Scan the entries below for the word "user" and copy every line where it turns up.

BEGIN RECORDED INFORMATION

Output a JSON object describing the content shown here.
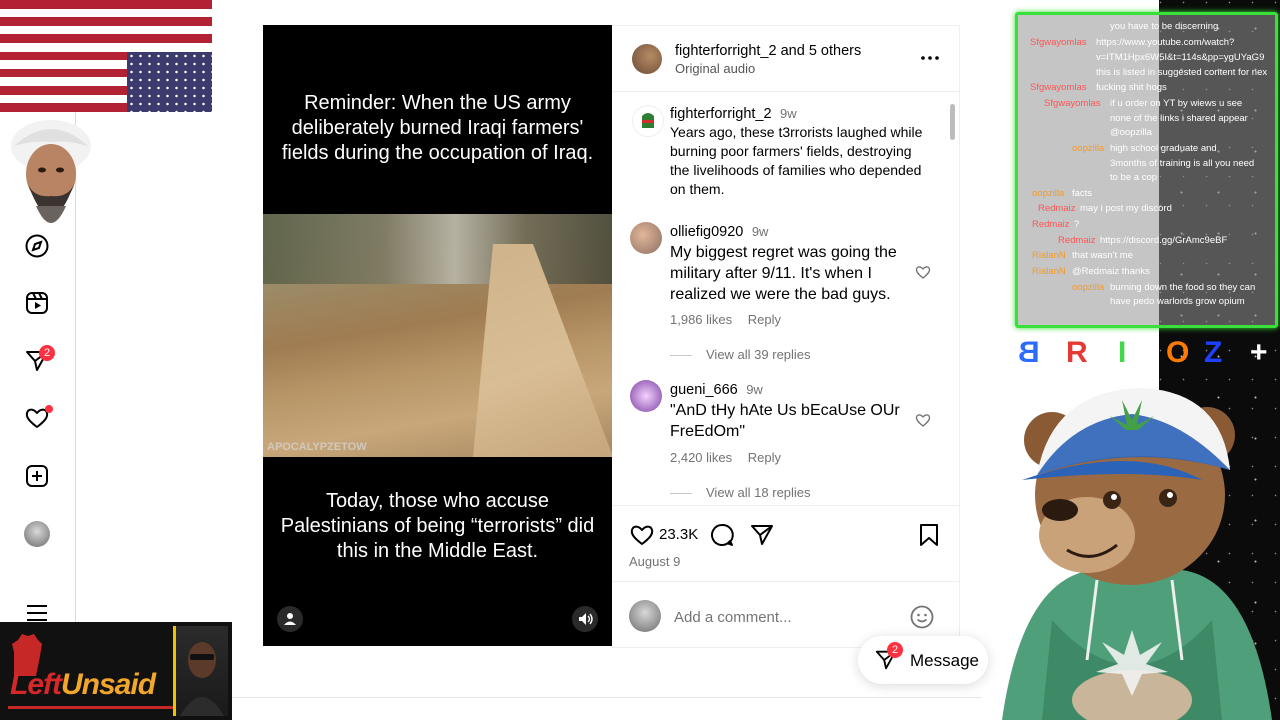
{
  "nav": {
    "items": [
      "explore",
      "reels",
      "messages",
      "notifications",
      "create",
      "profile",
      "more"
    ],
    "messages_badge": "2"
  },
  "video": {
    "top_text": "Reminder: When the US army deliberately burned Iraqi farmers' fields during the occupation of Iraq.",
    "bottom_text": "Today, those who accuse Palestinians of being “terrorists” did this in the Middle East.",
    "watermark": "APOCALYPZETOW"
  },
  "post": {
    "header": {
      "author": "fighterforright_2",
      "and_others_pre": "and",
      "and_others": "5 others",
      "audio": "Original audio"
    },
    "caption": {
      "user": "fighterforright_2",
      "time": "9w",
      "text": "Years ago, these t3rrorists laughed while burning poor farmers' fields, destroying the livelihoods of families who depended on them."
    },
    "comments": [
      {
        "user": "olliefig0920",
        "time": "9w",
        "text": "My biggest regret was going the military after 9/11. It's when I realized we were the bad guys.",
        "likes": "1,986 likes",
        "reply": "Reply",
        "view_replies": "View all 39 replies"
      },
      {
        "user": "gueni_666",
        "time": "9w",
        "text": "\"AnD tHy hAte Us bEcaUse OUr FreEdOm\"",
        "likes": "2,420 likes",
        "reply": "Reply",
        "view_replies": "View all 18 replies"
      }
    ],
    "likes_count": "23.3K",
    "date": "August 9",
    "comment_placeholder": "Add a comment...",
    "more_label": "..."
  },
  "message_button": {
    "label": "Message",
    "badge": "2"
  },
  "banner": {
    "left_word": "Left",
    "right_word": "Unsaid"
  },
  "chat": {
    "lines": [
      {
        "name": "",
        "text": "you have to be discerning"
      },
      {
        "name": "Sfgwayomlas",
        "text": "https://www.youtube.com/watch?"
      },
      {
        "name": "",
        "text": "v=ITM1Hpx6W5I&t=114s&pp=ygUYaG9"
      },
      {
        "name": "",
        "text": "this is listed in suggested content for nex"
      },
      {
        "name": "Sfgwayomlas",
        "text": "fucking shit hogs"
      },
      {
        "name": "Sfgwayomlas",
        "text": "if u order on YT by wiews u see"
      },
      {
        "name": "",
        "text": "none of the links i shared appear"
      },
      {
        "name": "",
        "text": "@oopzilla"
      },
      {
        "name": "oopzilla",
        "text": "high school graduate and"
      },
      {
        "name": "",
        "text": "3months of training is all you need"
      },
      {
        "name": "",
        "text": "to be a cop"
      },
      {
        "name": "oopzilla",
        "text": "facts"
      },
      {
        "name": "Redmaiz",
        "text": "may i post my discord"
      },
      {
        "name": "Redmaiz",
        "text": "?"
      },
      {
        "name": "Redmaiz",
        "text": "https://discord.gg/GrAmc9eBF"
      },
      {
        "name": "RialanN",
        "text": "that wasn't me"
      },
      {
        "name": "RialanN",
        "text": "@Redmaiz thanks"
      },
      {
        "name": "oopzilla",
        "text": "burning down the food so they can"
      },
      {
        "name": "",
        "text": "have pedo warlords grow opium"
      }
    ]
  },
  "letters": [
    "B",
    "R",
    "I",
    "O",
    "Z",
    "+"
  ],
  "colors": {
    "chat_border": "#3ae03a",
    "like_badge": "#ff3040",
    "flag_red": "#b22234",
    "flag_blue": "#3c3b6e",
    "hoodie_green": "#4fa07a"
  }
}
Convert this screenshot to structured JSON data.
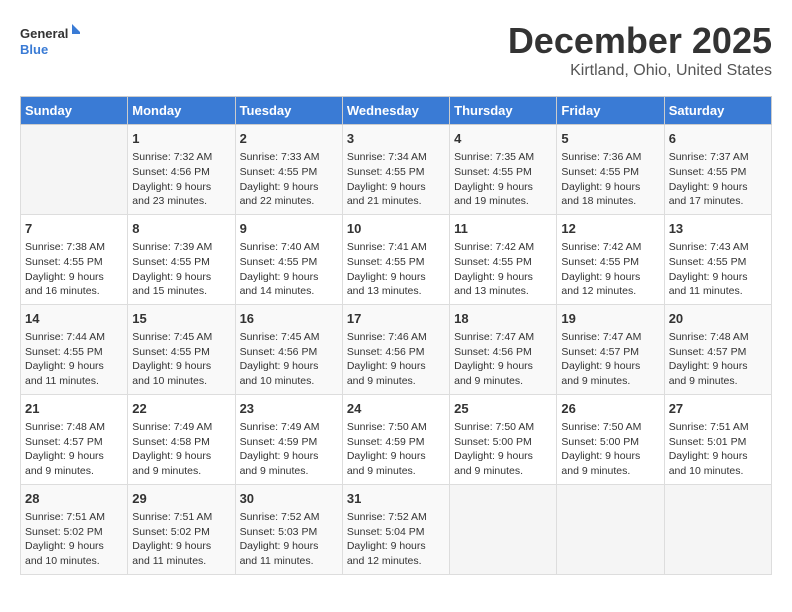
{
  "header": {
    "logo_general": "General",
    "logo_blue": "Blue",
    "title": "December 2025",
    "subtitle": "Kirtland, Ohio, United States"
  },
  "weekdays": [
    "Sunday",
    "Monday",
    "Tuesday",
    "Wednesday",
    "Thursday",
    "Friday",
    "Saturday"
  ],
  "weeks": [
    [
      {
        "day": "",
        "empty": true
      },
      {
        "day": "1",
        "sunrise": "7:32 AM",
        "sunset": "4:56 PM",
        "daylight": "9 hours and 23 minutes."
      },
      {
        "day": "2",
        "sunrise": "7:33 AM",
        "sunset": "4:55 PM",
        "daylight": "9 hours and 22 minutes."
      },
      {
        "day": "3",
        "sunrise": "7:34 AM",
        "sunset": "4:55 PM",
        "daylight": "9 hours and 21 minutes."
      },
      {
        "day": "4",
        "sunrise": "7:35 AM",
        "sunset": "4:55 PM",
        "daylight": "9 hours and 19 minutes."
      },
      {
        "day": "5",
        "sunrise": "7:36 AM",
        "sunset": "4:55 PM",
        "daylight": "9 hours and 18 minutes."
      },
      {
        "day": "6",
        "sunrise": "7:37 AM",
        "sunset": "4:55 PM",
        "daylight": "9 hours and 17 minutes."
      }
    ],
    [
      {
        "day": "7",
        "sunrise": "7:38 AM",
        "sunset": "4:55 PM",
        "daylight": "9 hours and 16 minutes."
      },
      {
        "day": "8",
        "sunrise": "7:39 AM",
        "sunset": "4:55 PM",
        "daylight": "9 hours and 15 minutes."
      },
      {
        "day": "9",
        "sunrise": "7:40 AM",
        "sunset": "4:55 PM",
        "daylight": "9 hours and 14 minutes."
      },
      {
        "day": "10",
        "sunrise": "7:41 AM",
        "sunset": "4:55 PM",
        "daylight": "9 hours and 13 minutes."
      },
      {
        "day": "11",
        "sunrise": "7:42 AM",
        "sunset": "4:55 PM",
        "daylight": "9 hours and 13 minutes."
      },
      {
        "day": "12",
        "sunrise": "7:42 AM",
        "sunset": "4:55 PM",
        "daylight": "9 hours and 12 minutes."
      },
      {
        "day": "13",
        "sunrise": "7:43 AM",
        "sunset": "4:55 PM",
        "daylight": "9 hours and 11 minutes."
      }
    ],
    [
      {
        "day": "14",
        "sunrise": "7:44 AM",
        "sunset": "4:55 PM",
        "daylight": "9 hours and 11 minutes."
      },
      {
        "day": "15",
        "sunrise": "7:45 AM",
        "sunset": "4:55 PM",
        "daylight": "9 hours and 10 minutes."
      },
      {
        "day": "16",
        "sunrise": "7:45 AM",
        "sunset": "4:56 PM",
        "daylight": "9 hours and 10 minutes."
      },
      {
        "day": "17",
        "sunrise": "7:46 AM",
        "sunset": "4:56 PM",
        "daylight": "9 hours and 9 minutes."
      },
      {
        "day": "18",
        "sunrise": "7:47 AM",
        "sunset": "4:56 PM",
        "daylight": "9 hours and 9 minutes."
      },
      {
        "day": "19",
        "sunrise": "7:47 AM",
        "sunset": "4:57 PM",
        "daylight": "9 hours and 9 minutes."
      },
      {
        "day": "20",
        "sunrise": "7:48 AM",
        "sunset": "4:57 PM",
        "daylight": "9 hours and 9 minutes."
      }
    ],
    [
      {
        "day": "21",
        "sunrise": "7:48 AM",
        "sunset": "4:57 PM",
        "daylight": "9 hours and 9 minutes."
      },
      {
        "day": "22",
        "sunrise": "7:49 AM",
        "sunset": "4:58 PM",
        "daylight": "9 hours and 9 minutes."
      },
      {
        "day": "23",
        "sunrise": "7:49 AM",
        "sunset": "4:59 PM",
        "daylight": "9 hours and 9 minutes."
      },
      {
        "day": "24",
        "sunrise": "7:50 AM",
        "sunset": "4:59 PM",
        "daylight": "9 hours and 9 minutes."
      },
      {
        "day": "25",
        "sunrise": "7:50 AM",
        "sunset": "5:00 PM",
        "daylight": "9 hours and 9 minutes."
      },
      {
        "day": "26",
        "sunrise": "7:50 AM",
        "sunset": "5:00 PM",
        "daylight": "9 hours and 9 minutes."
      },
      {
        "day": "27",
        "sunrise": "7:51 AM",
        "sunset": "5:01 PM",
        "daylight": "9 hours and 10 minutes."
      }
    ],
    [
      {
        "day": "28",
        "sunrise": "7:51 AM",
        "sunset": "5:02 PM",
        "daylight": "9 hours and 10 minutes."
      },
      {
        "day": "29",
        "sunrise": "7:51 AM",
        "sunset": "5:02 PM",
        "daylight": "9 hours and 11 minutes."
      },
      {
        "day": "30",
        "sunrise": "7:52 AM",
        "sunset": "5:03 PM",
        "daylight": "9 hours and 11 minutes."
      },
      {
        "day": "31",
        "sunrise": "7:52 AM",
        "sunset": "5:04 PM",
        "daylight": "9 hours and 12 minutes."
      },
      {
        "day": "",
        "empty": true
      },
      {
        "day": "",
        "empty": true
      },
      {
        "day": "",
        "empty": true
      }
    ]
  ],
  "labels": {
    "sunrise": "Sunrise:",
    "sunset": "Sunset:",
    "daylight": "Daylight:"
  }
}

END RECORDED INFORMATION

→ SOLUTION BELOW
      "user": "fighterforright_2",
        "user": "olliefig0920",
        "user": "gueni_666",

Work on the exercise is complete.